One of the many things that annoys me about politicians is how sure they are of themselves. Everything is black and white. Every idea is good or bad. Take globalism, for example. You either love it or hate it. It works or it doesn’t.
Another thing that annoys me is how so much of a politician’s life revolves around power: Do everything you can to get it, and everything you can to keep it.
Why am I ranting? Because, while our politicians have been consumed with power and the media with the fights over power, a threat to our nation has been virtually ignored.
Blue and White Party leaders Benny Gantz and Yair Lapid are establishing their diplomatic credentials in the immediate run-up to Israel’s March 2 election with an insult to a U.S. administration that has arguably provided Israel with more diplomatic gains than any previous administration.
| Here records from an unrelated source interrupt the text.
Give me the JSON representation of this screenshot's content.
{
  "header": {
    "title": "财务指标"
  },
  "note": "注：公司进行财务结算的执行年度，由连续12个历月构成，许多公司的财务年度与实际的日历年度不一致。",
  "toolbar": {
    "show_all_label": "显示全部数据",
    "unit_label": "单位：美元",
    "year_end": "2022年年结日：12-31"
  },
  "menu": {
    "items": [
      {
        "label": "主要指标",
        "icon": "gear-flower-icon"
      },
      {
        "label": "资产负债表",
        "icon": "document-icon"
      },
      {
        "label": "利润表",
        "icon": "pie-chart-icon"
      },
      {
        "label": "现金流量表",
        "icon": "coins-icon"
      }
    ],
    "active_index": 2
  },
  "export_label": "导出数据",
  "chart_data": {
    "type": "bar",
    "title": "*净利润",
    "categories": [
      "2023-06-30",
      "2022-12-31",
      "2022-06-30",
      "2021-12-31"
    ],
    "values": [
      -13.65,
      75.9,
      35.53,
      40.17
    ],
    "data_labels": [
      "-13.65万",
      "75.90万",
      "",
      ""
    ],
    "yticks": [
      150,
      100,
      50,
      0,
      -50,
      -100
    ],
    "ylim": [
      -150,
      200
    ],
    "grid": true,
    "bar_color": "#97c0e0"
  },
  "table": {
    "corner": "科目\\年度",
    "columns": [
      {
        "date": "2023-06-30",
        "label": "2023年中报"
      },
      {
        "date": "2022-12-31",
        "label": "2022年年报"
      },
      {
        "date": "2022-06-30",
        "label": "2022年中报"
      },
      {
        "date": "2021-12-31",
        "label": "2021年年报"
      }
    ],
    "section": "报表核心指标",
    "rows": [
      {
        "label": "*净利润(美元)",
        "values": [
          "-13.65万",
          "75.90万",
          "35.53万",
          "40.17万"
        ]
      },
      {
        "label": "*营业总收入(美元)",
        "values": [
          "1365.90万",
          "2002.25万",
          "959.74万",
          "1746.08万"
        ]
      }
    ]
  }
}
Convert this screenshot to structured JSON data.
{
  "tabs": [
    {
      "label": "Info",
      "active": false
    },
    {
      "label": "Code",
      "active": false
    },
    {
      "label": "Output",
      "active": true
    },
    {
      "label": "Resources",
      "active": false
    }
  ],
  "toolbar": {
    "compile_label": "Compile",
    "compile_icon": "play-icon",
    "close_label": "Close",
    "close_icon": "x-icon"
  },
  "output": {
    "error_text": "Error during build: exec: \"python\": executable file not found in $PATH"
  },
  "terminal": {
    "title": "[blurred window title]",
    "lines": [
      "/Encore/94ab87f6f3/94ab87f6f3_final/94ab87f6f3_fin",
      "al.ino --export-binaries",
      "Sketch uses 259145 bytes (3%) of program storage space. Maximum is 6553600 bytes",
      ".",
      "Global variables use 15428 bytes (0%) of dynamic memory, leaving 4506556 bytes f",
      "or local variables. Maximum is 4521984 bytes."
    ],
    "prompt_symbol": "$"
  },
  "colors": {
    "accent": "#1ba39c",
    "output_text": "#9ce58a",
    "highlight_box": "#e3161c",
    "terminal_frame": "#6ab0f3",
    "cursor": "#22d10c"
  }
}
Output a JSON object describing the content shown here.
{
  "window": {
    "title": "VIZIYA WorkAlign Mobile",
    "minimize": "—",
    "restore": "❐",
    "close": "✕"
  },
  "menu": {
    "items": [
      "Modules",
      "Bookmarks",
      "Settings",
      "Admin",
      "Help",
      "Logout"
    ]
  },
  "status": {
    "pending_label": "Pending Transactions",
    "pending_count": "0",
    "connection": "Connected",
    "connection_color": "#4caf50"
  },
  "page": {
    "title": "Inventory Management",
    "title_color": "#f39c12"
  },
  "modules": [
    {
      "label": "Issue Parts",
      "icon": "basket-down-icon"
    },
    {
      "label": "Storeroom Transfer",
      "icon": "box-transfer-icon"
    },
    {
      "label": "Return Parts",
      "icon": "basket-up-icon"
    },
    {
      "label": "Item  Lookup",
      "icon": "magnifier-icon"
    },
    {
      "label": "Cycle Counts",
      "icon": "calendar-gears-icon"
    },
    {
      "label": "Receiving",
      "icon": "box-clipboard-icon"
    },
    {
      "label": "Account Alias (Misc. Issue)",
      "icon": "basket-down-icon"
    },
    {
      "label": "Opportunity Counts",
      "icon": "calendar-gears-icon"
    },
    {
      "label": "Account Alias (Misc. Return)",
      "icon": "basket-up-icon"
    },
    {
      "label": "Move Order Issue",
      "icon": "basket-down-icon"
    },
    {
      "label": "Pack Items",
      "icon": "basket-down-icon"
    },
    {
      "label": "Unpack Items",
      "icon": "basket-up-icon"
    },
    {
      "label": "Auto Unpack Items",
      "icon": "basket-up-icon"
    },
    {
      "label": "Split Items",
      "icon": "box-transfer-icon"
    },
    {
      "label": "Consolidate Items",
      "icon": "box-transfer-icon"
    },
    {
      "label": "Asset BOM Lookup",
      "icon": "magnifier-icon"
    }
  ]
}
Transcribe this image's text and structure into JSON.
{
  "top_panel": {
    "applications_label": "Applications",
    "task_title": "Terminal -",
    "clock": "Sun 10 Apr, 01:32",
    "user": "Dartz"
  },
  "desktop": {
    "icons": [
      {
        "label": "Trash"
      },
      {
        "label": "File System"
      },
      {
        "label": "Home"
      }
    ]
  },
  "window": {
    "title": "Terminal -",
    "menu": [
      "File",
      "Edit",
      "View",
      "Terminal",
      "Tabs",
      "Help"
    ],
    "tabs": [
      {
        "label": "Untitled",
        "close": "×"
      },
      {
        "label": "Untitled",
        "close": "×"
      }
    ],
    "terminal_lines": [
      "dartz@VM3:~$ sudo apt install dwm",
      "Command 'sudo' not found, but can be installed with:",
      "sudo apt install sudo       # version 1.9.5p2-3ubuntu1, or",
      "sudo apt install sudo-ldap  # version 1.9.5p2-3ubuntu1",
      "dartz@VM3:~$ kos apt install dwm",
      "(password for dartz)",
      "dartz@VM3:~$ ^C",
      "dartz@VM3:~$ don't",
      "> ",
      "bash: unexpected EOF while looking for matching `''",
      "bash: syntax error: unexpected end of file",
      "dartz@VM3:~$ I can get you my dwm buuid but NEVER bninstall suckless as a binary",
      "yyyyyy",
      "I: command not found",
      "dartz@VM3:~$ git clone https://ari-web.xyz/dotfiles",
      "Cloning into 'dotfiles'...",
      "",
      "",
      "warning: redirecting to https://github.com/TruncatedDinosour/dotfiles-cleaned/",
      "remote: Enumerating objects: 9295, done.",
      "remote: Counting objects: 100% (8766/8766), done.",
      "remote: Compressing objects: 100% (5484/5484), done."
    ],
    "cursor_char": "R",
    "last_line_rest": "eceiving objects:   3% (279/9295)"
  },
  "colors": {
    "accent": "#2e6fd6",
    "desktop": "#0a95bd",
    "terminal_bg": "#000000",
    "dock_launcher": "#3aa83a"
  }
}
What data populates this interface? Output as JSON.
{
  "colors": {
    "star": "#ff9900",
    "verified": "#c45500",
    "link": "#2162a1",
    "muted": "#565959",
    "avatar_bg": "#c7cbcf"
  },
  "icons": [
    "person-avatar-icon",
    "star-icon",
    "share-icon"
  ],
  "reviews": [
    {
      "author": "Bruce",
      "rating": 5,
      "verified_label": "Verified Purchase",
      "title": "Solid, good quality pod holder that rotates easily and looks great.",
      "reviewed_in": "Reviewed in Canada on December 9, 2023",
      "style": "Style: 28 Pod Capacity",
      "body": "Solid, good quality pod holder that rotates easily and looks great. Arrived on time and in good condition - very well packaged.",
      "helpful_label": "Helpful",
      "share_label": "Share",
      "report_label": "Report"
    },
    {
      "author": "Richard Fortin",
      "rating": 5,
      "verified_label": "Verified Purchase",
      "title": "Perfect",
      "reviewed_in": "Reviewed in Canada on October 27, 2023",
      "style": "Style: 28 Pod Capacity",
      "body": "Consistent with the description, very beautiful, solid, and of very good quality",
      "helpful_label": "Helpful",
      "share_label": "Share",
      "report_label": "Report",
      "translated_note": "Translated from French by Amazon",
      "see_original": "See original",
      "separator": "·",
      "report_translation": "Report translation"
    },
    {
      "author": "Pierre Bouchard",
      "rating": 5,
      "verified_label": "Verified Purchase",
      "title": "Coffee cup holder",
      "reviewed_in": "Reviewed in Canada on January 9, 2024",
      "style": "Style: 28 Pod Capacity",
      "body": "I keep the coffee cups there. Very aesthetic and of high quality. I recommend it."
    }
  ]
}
The Times of Israel reported that at a campaign stop in front of English-speaking Israelis, Gantz accused Israeli Prime Minister Benjamin Netanyahu “of neglecting bipartisan ties in favor of exclusive support from U.S. President Donald Trump’s Republican Party,” under the headline “Gantz pledges to mend ties with U.S. Democrats if elected.”
Bipartisanship was in short supply at the State of the Union address earlier this month—with one notable exception.
Nancy Pelosi had been looking dyspeptic, shuffling the papers she would later rip to shreds, when President Donald Trump reminded his audience that “the United States is leading a 59-nation diplomatic coalition against the socialist dictator of Venezuela, Nicolás Maduro.”
Suddenly, the House Speaker applauded. Trump then introduced “the true and legitimate president of Venezuela: Juan Guaidó.”
The law professor Alan Dershowitz has thrown a legal hand-grenade into America’s political civil war by claiming to have evidence that former President Barack Obama “personally asked” the FBI to investigate someone “on behalf” of Obama’s “close ally,” billionaire financier George Soros.
He made his cryptic remark in an interview defending U.S. President Donald Trump against claims he interfered in the prosecution of his former adviser, Roger Stone.